Try it.
Print each record exactly, with no word added or removed.
*** Opening Materials provided ***
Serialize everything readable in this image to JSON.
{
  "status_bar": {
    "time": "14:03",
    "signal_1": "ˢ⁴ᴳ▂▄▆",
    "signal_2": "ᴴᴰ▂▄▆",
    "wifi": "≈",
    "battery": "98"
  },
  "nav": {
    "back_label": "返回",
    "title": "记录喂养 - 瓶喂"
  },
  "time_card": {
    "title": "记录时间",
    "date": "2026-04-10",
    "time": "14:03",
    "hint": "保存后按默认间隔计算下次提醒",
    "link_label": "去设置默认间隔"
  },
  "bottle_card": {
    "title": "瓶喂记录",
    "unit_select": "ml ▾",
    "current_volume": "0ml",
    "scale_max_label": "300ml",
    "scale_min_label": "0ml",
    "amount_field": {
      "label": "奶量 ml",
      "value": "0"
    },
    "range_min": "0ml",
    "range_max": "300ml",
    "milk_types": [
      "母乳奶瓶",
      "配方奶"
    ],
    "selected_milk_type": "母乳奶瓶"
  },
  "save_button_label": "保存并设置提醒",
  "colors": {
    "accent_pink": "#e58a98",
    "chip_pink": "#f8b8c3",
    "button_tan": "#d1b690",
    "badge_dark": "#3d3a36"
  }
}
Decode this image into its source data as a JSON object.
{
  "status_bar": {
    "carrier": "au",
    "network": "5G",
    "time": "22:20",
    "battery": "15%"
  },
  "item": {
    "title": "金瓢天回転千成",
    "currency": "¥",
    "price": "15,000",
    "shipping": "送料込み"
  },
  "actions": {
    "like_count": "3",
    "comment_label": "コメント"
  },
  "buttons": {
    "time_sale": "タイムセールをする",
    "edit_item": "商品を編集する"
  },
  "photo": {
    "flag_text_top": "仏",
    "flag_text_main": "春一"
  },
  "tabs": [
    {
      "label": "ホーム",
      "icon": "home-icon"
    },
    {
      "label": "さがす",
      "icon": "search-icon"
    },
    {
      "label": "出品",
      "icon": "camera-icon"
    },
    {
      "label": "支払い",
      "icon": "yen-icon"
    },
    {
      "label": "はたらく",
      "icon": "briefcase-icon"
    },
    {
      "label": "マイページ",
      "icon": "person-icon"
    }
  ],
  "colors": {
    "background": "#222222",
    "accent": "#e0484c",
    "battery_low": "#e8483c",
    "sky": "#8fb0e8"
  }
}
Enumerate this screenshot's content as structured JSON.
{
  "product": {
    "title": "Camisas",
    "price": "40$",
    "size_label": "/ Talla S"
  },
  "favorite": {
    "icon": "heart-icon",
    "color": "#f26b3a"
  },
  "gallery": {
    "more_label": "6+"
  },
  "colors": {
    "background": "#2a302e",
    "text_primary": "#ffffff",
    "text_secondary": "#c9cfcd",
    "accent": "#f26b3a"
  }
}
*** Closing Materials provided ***
Solution for this problem.
Serialize everything readable in this image to JSON.
{
  "status_bar": {
    "time": "14:03",
    "signal_1": "ˢ⁴ᴳ▂▄▆",
    "signal_2": "ᴴᴰ▂▄▆",
    "wifi": "≈",
    "battery": "98"
  },
  "nav": {
    "back_label": "返回",
    "title": "记录喂养 - 瓶喂"
  },
  "time_card": {
    "title": "记录时间",
    "date": "2026-04-10",
    "time": "14:03",
    "hint": "保存后按默认间隔计算下次提醒",
    "link_label": "去设置默认间隔"
  },
  "bottle_card": {
    "title": "瓶喂记录",
    "unit_select": "ml ▾",
    "current_volume": "0ml",
    "scale_max_label": "300ml",
    "scale_min_label": "0ml",
    "amount_field": {
      "label": "奶量 ml",
      "value": "0"
    },
    "range_min": "0ml",
    "range_max": "300ml",
    "milk_types": [
      "母乳奶瓶",
      "配方奶"
    ],
    "selected_milk_type": "母乳奶瓶"
  },
  "save_button_label": "保存并设置提醒",
  "colors": {
    "accent_pink": "#e58a98",
    "chip_pink": "#f8b8c3",
    "button_tan": "#d1b690",
    "badge_dark": "#3d3a36"
  }
}
Decode this image into its source data as a JSON object.
{
  "status_bar": {
    "carrier": "au",
    "network": "5G",
    "time": "22:20",
    "battery": "15%"
  },
  "item": {
    "title": "金瓢天回転千成",
    "currency": "¥",
    "price": "15,000",
    "shipping": "送料込み"
  },
  "actions": {
    "like_count": "3",
    "comment_label": "コメント"
  },
  "buttons": {
    "time_sale": "タイムセールをする",
    "edit_item": "商品を編集する"
  },
  "photo": {
    "flag_text_top": "仏",
    "flag_text_main": "春一"
  },
  "tabs": [
    {
      "label": "ホーム",
      "icon": "home-icon"
    },
    {
      "label": "さがす",
      "icon": "search-icon"
    },
    {
      "label": "出品",
      "icon": "camera-icon"
    },
    {
      "label": "支払い",
      "icon": "yen-icon"
    },
    {
      "label": "はたらく",
      "icon": "briefcase-icon"
    },
    {
      "label": "マイページ",
      "icon": "person-icon"
    }
  ],
  "colors": {
    "background": "#222222",
    "accent": "#e0484c",
    "battery_low": "#e8483c",
    "sky": "#8fb0e8"
  }
}
Enumerate this screenshot's content as structured JSON.
{
  "product": {
    "title": "Camisas",
    "price": "40$",
    "size_label": "/ Talla S"
  },
  "favorite": {
    "icon": "heart-icon",
    "color": "#f26b3a"
  },
  "gallery": {
    "more_label": "6+"
  },
  "colors": {
    "background": "#2a302e",
    "text_primary": "#ffffff",
    "text_secondary": "#c9cfcd",
    "accent": "#f26b3a"
  }
}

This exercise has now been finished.